execution is always more important than conceptualization though in everything.
You’re right but in this case I meant conceptualisation as opposed to the physical reality of built sets. I was arguing against the notion that Black Panther‘s designs being rendered partly by green screen is problematic in terms of awarding it. Of course if the sets looked unconvincing in the finished product then it wouldn’t deserve an award no matter how good the conception was, but that wasn’t the case in my opinion.April 10, 2019 at 11:45 am #1202847221
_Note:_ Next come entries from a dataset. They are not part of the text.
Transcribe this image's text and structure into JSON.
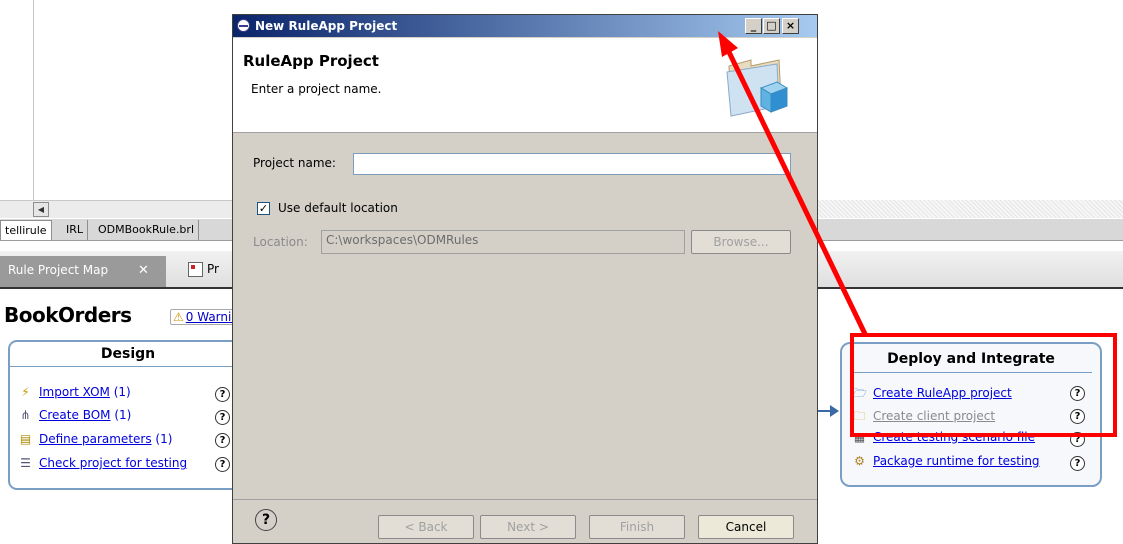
{
  "background": {
    "editor_tabs": [
      "tellirule",
      "IRL",
      "ODMBookRule.brl"
    ],
    "view_tabs": {
      "active": "Rule Project Map",
      "second": "Pr"
    },
    "project_title": "BookOrders",
    "warning_link": "0 Warnin",
    "design": {
      "title": "Design",
      "items": [
        {
          "icon": "lightning-icon",
          "label": "Import XOM",
          "count": "(1)"
        },
        {
          "icon": "bom-icon",
          "label": "Create BOM",
          "count": "(1)"
        },
        {
          "icon": "parameters-icon",
          "label": "Define parameters",
          "count": "(1)"
        },
        {
          "icon": "check-icon",
          "label": "Check project for testing",
          "count": ""
        }
      ]
    },
    "deploy": {
      "title": "Deploy and Integrate",
      "items": [
        {
          "icon": "folder-open-icon",
          "label": "Create RuleApp project",
          "enabled": true
        },
        {
          "icon": "folder-new-icon",
          "label": "Create client project",
          "enabled": false
        },
        {
          "icon": "scenario-file-icon",
          "label": "Create testing scenario file",
          "enabled": true
        },
        {
          "icon": "package-icon",
          "label": "Package runtime for testing",
          "enabled": true
        }
      ]
    }
  },
  "dialog": {
    "window_title": "New RuleApp Project",
    "heading": "RuleApp Project",
    "subtitle": "Enter a project name.",
    "project_name_label": "Project name:",
    "project_name_value": "",
    "use_default_label": "Use default location",
    "use_default_checked": true,
    "location_label": "Location:",
    "location_value": "C:\\workspaces\\ODMRules",
    "browse_label": "Browse...",
    "buttons": {
      "back": "< Back",
      "next": "Next >",
      "finish": "Finish",
      "cancel": "Cancel"
    },
    "help_glyph": "?",
    "window_buttons": {
      "minimize": "_",
      "maximize": "□",
      "close": "×"
    }
  },
  "colors": {
    "annotation": "#ff0000",
    "titlebar_start": "#0a246a",
    "link": "#0000dd"
  }
}
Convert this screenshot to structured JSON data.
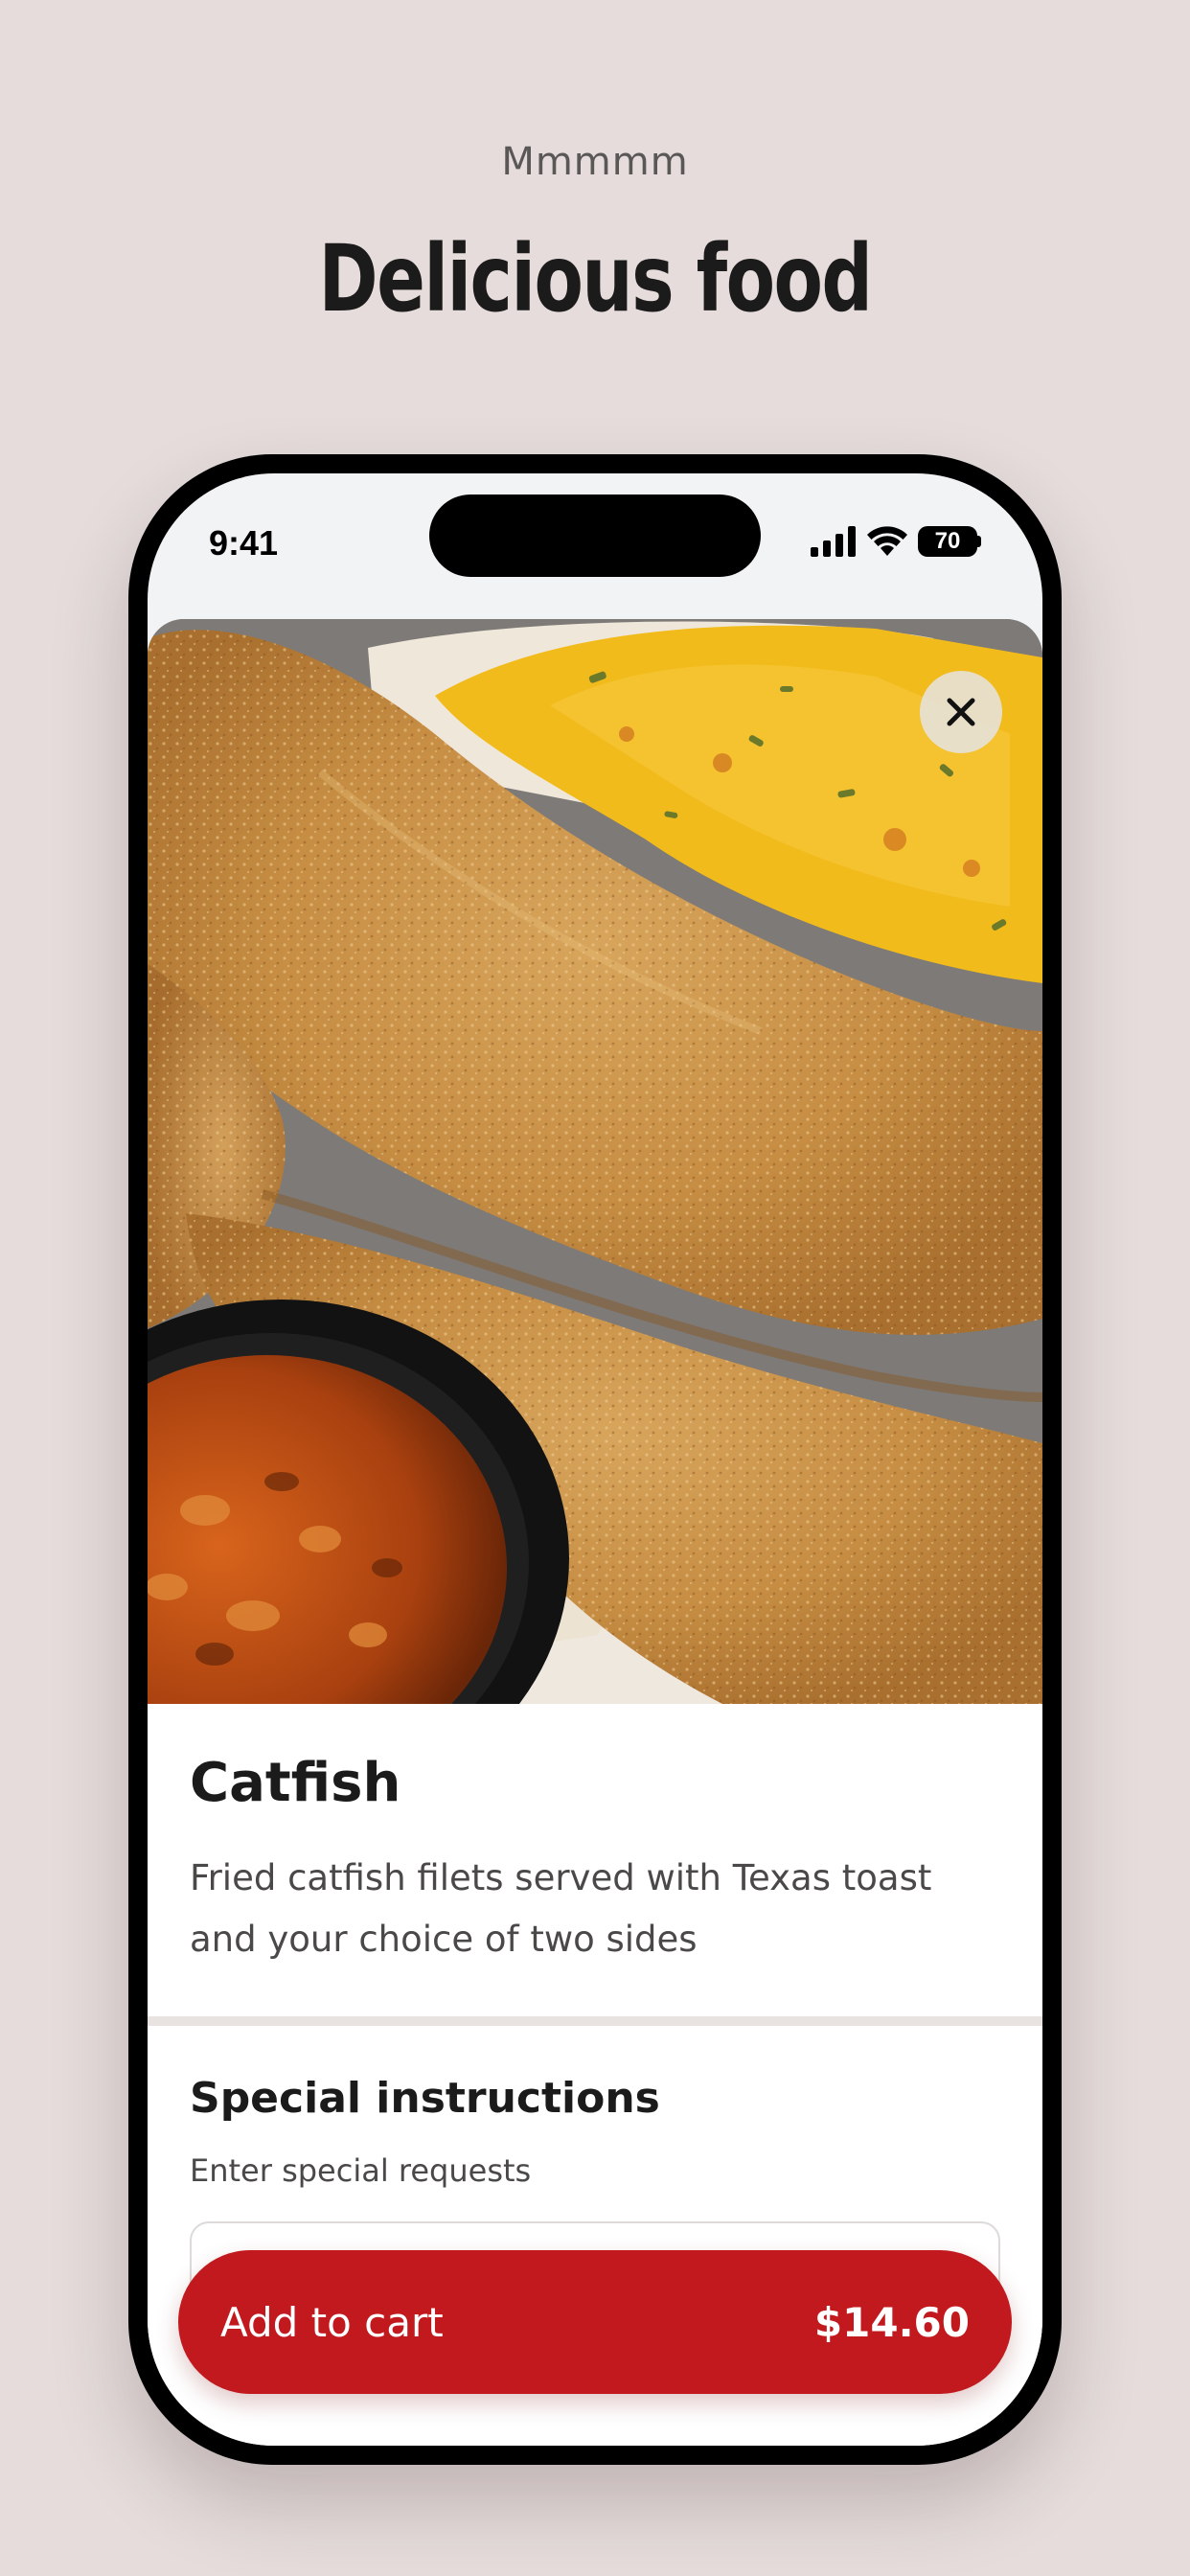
{
  "page": {
    "eyebrow": "Mmmmm",
    "headline": "Delicious food"
  },
  "status_bar": {
    "time": "9:41",
    "battery": "70",
    "icons": [
      "signal-icon",
      "wifi-icon",
      "battery-icon"
    ]
  },
  "item": {
    "image": "fried-catfish-photo",
    "title": "Catfish",
    "description": "Fried catfish filets served with Texas toast and your choice of two sides"
  },
  "special_instructions": {
    "title": "Special instructions",
    "subtitle": "Enter special requests",
    "value": ""
  },
  "cart_button": {
    "label": "Add to cart",
    "price": "$14.60"
  },
  "colors": {
    "background": "#e5dcdb",
    "accent": "#c1191d",
    "text": "#1b1b1b"
  }
}
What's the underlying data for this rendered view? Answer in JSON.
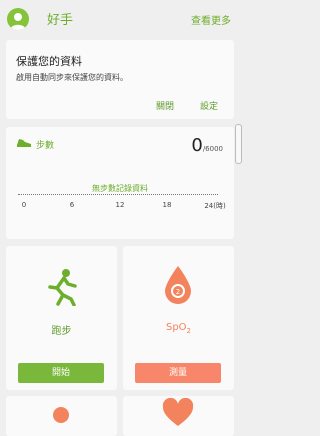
{
  "header": {
    "title": "好手",
    "more_label": "查看更多"
  },
  "protect": {
    "title": "保護您的資料",
    "description": "啟用自動同步來保護您的資料。",
    "dismiss_label": "關閉",
    "settings_label": "設定"
  },
  "steps": {
    "label": "步數",
    "count": "0",
    "goal": "/6000",
    "no_data": "無步數記錄資料",
    "axis_ticks": [
      "0",
      "6",
      "12",
      "18",
      "24(時)"
    ]
  },
  "tiles": {
    "running": {
      "label": "跑步",
      "button_label": "開始"
    },
    "spo2": {
      "label": "SpO",
      "label_sub": "2",
      "button_label": "測量"
    }
  },
  "colors": {
    "accent": "#6dae2d",
    "run_button": "#79b83a",
    "spo2": "#f2835c",
    "spo2_button": "#f7866a"
  }
}
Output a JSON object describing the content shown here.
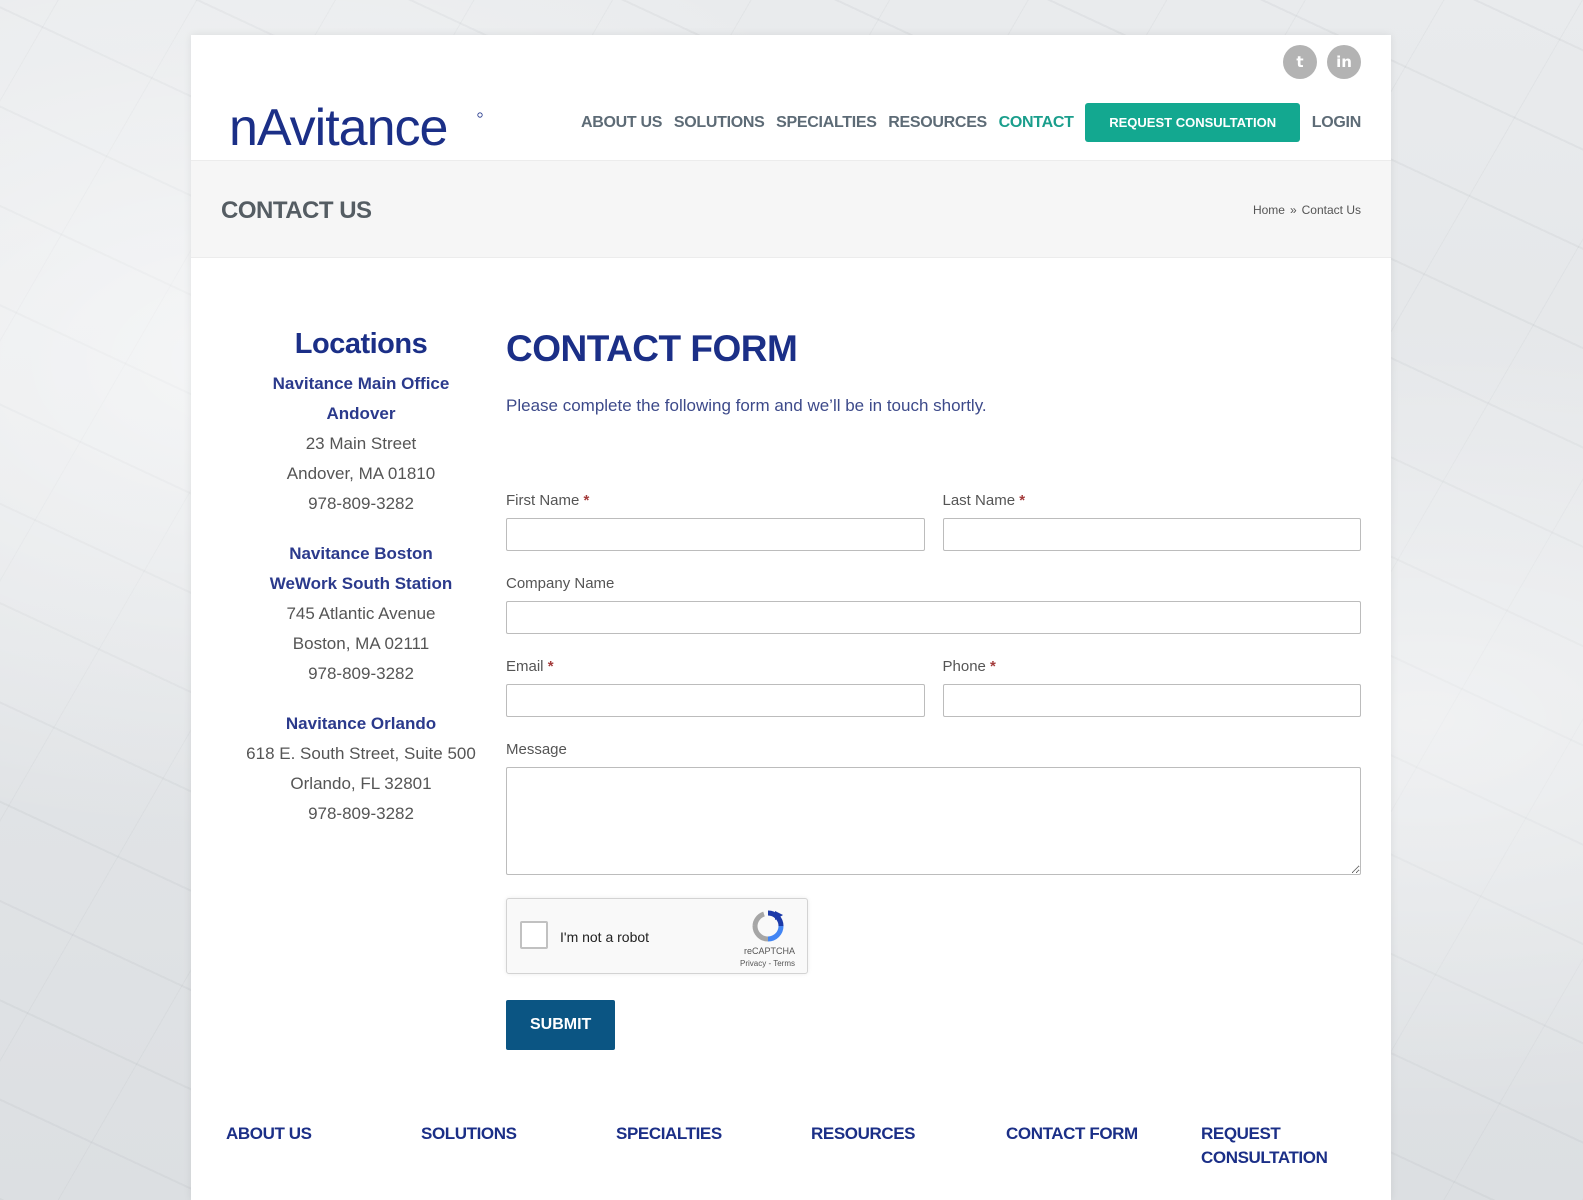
{
  "social": {
    "twitter_glyph": "t",
    "linkedin_glyph": "in"
  },
  "logo": {
    "text": "nAvitance"
  },
  "nav": {
    "items": [
      {
        "label": "ABOUT US"
      },
      {
        "label": "SOLUTIONS"
      },
      {
        "label": "SPECIALTIES"
      },
      {
        "label": "RESOURCES"
      },
      {
        "label": "CONTACT"
      }
    ],
    "cta": "REQUEST CONSULTATION",
    "login": "LOGIN",
    "active_color": "#1a9e8c",
    "cta_color": "#13a890"
  },
  "titlebar": {
    "title": "CONTACT US",
    "breadcrumb": {
      "home": "Home",
      "sep": "»",
      "current": "Contact Us"
    }
  },
  "locations": {
    "heading": "Locations",
    "offices": [
      {
        "name1": "Navitance Main Office",
        "name2": "Andover",
        "street": "23 Main Street",
        "city": "Andover, MA 01810",
        "phone": "978-809-3282"
      },
      {
        "name1": "Navitance Boston",
        "name2": "WeWork South Station",
        "street": "745 Atlantic Avenue",
        "city": "Boston, MA 02111",
        "phone": "978-809-3282"
      },
      {
        "name1": "Navitance Orlando",
        "street": "618 E. South Street, Suite 500",
        "city": "Orlando, FL 32801",
        "phone": "978-809-3282"
      }
    ]
  },
  "form": {
    "title": "CONTACT FORM",
    "intro": "Please complete the following form and we’ll be in touch shortly.",
    "required_mark": "*",
    "labels": {
      "first_name": "First Name",
      "last_name": "Last Name",
      "company": "Company Name",
      "email": "Email",
      "phone": "Phone",
      "message": "Message"
    },
    "captcha": {
      "label": "I'm not a robot",
      "brand": "reCAPTCHA",
      "links": "Privacy - Terms"
    },
    "submit": "SUBMIT"
  },
  "footer": {
    "columns": [
      "ABOUT US",
      "SOLUTIONS",
      "SPECIALTIES",
      "RESOURCES",
      "CONTACT FORM",
      "REQUEST CONSULTATION"
    ]
  }
}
I have heard SO many people say that Louise Fletcher didn’t deserve it and I’m honestly astonished. If you want to make an argument that it’s a borderline supporting performance than that’s valid, but her competition was non-existent that year and it was an iconic performance that still blows me away to this day.
Do you mean her competition was non-existent in terms of standard or chances of winning? Because if the former, I would have to challenge that as Isabelle Adjani is revelatory in The Story of Adèle H – I can’t believe she was only 19 during shooting, she really was prodigiously talented. But Fletcher was also great in Cuckoo’s Nest.April 10, 2019 at 11:39 am #1202847203
I’m actually fine with Black Panther’s wins for Costume Design and Score (predicted the latter since they weren’t going to give it song). BP would’ve been a fine Best Picture winner in comparison to GB. But I do think that The Favourite should’ve gotten Production Design, at least. The former being primarily of green screen kinda turns me off but then again, Colman won Actress so I guess that covers it.
But it’s an award for Production Design, so conceptualisation should be the main factor imo. The set designs for Wakanda were really unique.April 10, 2019 at 11:28 am #1202847162
If The Theory of Everything is Oscar bait, then Roma and The Favourite are just as Oscarbaity. Because Lord knows they were made SPECIFICALLY for Oscars. Pretentious + snobish = The New Oscar Bait.
Well not anymore apparently, considering how well Green Book and Bohemian Rhapsody did. And if the Lord “knows” that Roma and The Favourite were made specifically for Oscars, then the Lord is stupid.